→ **REQUIREMENT**
For this exercise, print all of the data exactly as given.

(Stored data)

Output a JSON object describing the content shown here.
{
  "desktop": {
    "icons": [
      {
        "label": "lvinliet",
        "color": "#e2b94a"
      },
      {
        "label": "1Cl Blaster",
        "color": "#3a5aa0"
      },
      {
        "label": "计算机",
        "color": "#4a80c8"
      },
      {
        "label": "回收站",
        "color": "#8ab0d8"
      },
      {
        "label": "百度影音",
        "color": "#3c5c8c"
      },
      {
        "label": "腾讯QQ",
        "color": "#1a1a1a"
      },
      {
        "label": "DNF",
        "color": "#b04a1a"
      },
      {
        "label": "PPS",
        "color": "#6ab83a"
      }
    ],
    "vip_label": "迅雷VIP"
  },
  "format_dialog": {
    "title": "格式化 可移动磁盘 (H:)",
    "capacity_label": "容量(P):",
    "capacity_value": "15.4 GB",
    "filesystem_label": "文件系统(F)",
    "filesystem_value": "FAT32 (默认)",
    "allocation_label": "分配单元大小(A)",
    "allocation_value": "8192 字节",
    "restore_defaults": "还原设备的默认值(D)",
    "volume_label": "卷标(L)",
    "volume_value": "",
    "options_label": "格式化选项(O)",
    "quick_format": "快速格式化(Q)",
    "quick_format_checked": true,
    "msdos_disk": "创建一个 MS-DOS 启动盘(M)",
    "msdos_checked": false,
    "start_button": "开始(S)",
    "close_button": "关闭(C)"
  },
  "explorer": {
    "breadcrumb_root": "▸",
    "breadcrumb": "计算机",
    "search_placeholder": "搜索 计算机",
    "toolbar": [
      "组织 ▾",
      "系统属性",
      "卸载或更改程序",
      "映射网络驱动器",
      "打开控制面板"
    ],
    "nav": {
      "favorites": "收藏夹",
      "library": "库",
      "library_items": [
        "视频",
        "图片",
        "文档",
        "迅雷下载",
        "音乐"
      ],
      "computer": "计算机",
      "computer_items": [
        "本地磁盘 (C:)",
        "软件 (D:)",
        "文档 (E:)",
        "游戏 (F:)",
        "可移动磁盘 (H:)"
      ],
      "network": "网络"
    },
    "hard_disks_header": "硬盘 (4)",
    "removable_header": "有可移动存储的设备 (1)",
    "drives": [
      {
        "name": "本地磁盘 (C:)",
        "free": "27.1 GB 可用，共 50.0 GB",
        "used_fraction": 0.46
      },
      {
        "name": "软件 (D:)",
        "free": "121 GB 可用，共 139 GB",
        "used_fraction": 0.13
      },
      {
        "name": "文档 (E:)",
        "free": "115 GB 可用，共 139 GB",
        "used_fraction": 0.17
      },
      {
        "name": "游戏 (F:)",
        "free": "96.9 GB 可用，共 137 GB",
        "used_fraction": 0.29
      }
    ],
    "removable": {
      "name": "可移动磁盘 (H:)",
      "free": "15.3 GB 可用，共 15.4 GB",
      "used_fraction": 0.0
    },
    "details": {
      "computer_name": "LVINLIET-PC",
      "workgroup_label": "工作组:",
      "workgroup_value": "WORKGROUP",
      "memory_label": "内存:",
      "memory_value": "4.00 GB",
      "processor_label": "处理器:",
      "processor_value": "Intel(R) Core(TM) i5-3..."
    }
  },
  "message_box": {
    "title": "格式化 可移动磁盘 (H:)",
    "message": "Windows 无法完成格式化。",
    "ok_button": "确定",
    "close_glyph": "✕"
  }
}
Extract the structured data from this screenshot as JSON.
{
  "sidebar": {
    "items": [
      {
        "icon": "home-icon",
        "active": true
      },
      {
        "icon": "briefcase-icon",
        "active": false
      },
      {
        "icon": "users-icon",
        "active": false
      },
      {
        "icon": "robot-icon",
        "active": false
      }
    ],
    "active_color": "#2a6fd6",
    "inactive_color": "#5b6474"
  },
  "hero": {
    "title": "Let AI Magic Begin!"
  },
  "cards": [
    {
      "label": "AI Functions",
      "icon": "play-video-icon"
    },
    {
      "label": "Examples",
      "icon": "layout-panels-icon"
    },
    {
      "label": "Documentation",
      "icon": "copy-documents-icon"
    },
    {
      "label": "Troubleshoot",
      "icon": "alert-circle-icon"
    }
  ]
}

→ **EXERCISE RESULT**
Output a JSON object describing the content shown here.
{
  "desktop": {
    "icons": [
      {
        "label": "lvinliet",
        "color": "#e2b94a"
      },
      {
        "label": "1Cl Blaster",
        "color": "#3a5aa0"
      },
      {
        "label": "计算机",
        "color": "#4a80c8"
      },
      {
        "label": "回收站",
        "color": "#8ab0d8"
      },
      {
        "label": "百度影音",
        "color": "#3c5c8c"
      },
      {
        "label": "腾讯QQ",
        "color": "#1a1a1a"
      },
      {
        "label": "DNF",
        "color": "#b04a1a"
      },
      {
        "label": "PPS",
        "color": "#6ab83a"
      }
    ],
    "vip_label": "迅雷VIP"
  },
  "format_dialog": {
    "title": "格式化 可移动磁盘 (H:)",
    "capacity_label": "容量(P):",
    "capacity_value": "15.4 GB",
    "filesystem_label": "文件系统(F)",
    "filesystem_value": "FAT32 (默认)",
    "allocation_label": "分配单元大小(A)",
    "allocation_value": "8192 字节",
    "restore_defaults": "还原设备的默认值(D)",
    "volume_label": "卷标(L)",
    "volume_value": "",
    "options_label": "格式化选项(O)",
    "quick_format": "快速格式化(Q)",
    "quick_format_checked": true,
    "msdos_disk": "创建一个 MS-DOS 启动盘(M)",
    "msdos_checked": false,
    "start_button": "开始(S)",
    "close_button": "关闭(C)"
  },
  "explorer": {
    "breadcrumb_root": "▸",
    "breadcrumb": "计算机",
    "search_placeholder": "搜索 计算机",
    "toolbar": [
      "组织 ▾",
      "系统属性",
      "卸载或更改程序",
      "映射网络驱动器",
      "打开控制面板"
    ],
    "nav": {
      "favorites": "收藏夹",
      "library": "库",
      "library_items": [
        "视频",
        "图片",
        "文档",
        "迅雷下载",
        "音乐"
      ],
      "computer": "计算机",
      "computer_items": [
        "本地磁盘 (C:)",
        "软件 (D:)",
        "文档 (E:)",
        "游戏 (F:)",
        "可移动磁盘 (H:)"
      ],
      "network": "网络"
    },
    "hard_disks_header": "硬盘 (4)",
    "removable_header": "有可移动存储的设备 (1)",
    "drives": [
      {
        "name": "本地磁盘 (C:)",
        "free": "27.1 GB 可用，共 50.0 GB",
        "used_fraction": 0.46
      },
      {
        "name": "软件 (D:)",
        "free": "121 GB 可用，共 139 GB",
        "used_fraction": 0.13
      },
      {
        "name": "文档 (E:)",
        "free": "115 GB 可用，共 139 GB",
        "used_fraction": 0.17
      },
      {
        "name": "游戏 (F:)",
        "free": "96.9 GB 可用，共 137 GB",
        "used_fraction": 0.29
      }
    ],
    "removable": {
      "name": "可移动磁盘 (H:)",
      "free": "15.3 GB 可用，共 15.4 GB",
      "used_fraction": 0.0
    },
    "details": {
      "computer_name": "LVINLIET-PC",
      "workgroup_label": "工作组:",
      "workgroup_value": "WORKGROUP",
      "memory_label": "内存:",
      "memory_value": "4.00 GB",
      "processor_label": "处理器:",
      "processor_value": "Intel(R) Core(TM) i5-3..."
    }
  },
  "message_box": {
    "title": "格式化 可移动磁盘 (H:)",
    "message": "Windows 无法完成格式化。",
    "ok_button": "确定",
    "close_glyph": "✕"
  }
}
Extract the structured data from this screenshot as JSON.
{
  "sidebar": {
    "items": [
      {
        "icon": "home-icon",
        "active": true
      },
      {
        "icon": "briefcase-icon",
        "active": false
      },
      {
        "icon": "users-icon",
        "active": false
      },
      {
        "icon": "robot-icon",
        "active": false
      }
    ],
    "active_color": "#2a6fd6",
    "inactive_color": "#5b6474"
  },
  "hero": {
    "title": "Let AI Magic Begin!"
  },
  "cards": [
    {
      "label": "AI Functions",
      "icon": "play-video-icon"
    },
    {
      "label": "Examples",
      "icon": "layout-panels-icon"
    },
    {
      "label": "Documentation",
      "icon": "copy-documents-icon"
    },
    {
      "label": "Troubleshoot",
      "icon": "alert-circle-icon"
    }
  ]
}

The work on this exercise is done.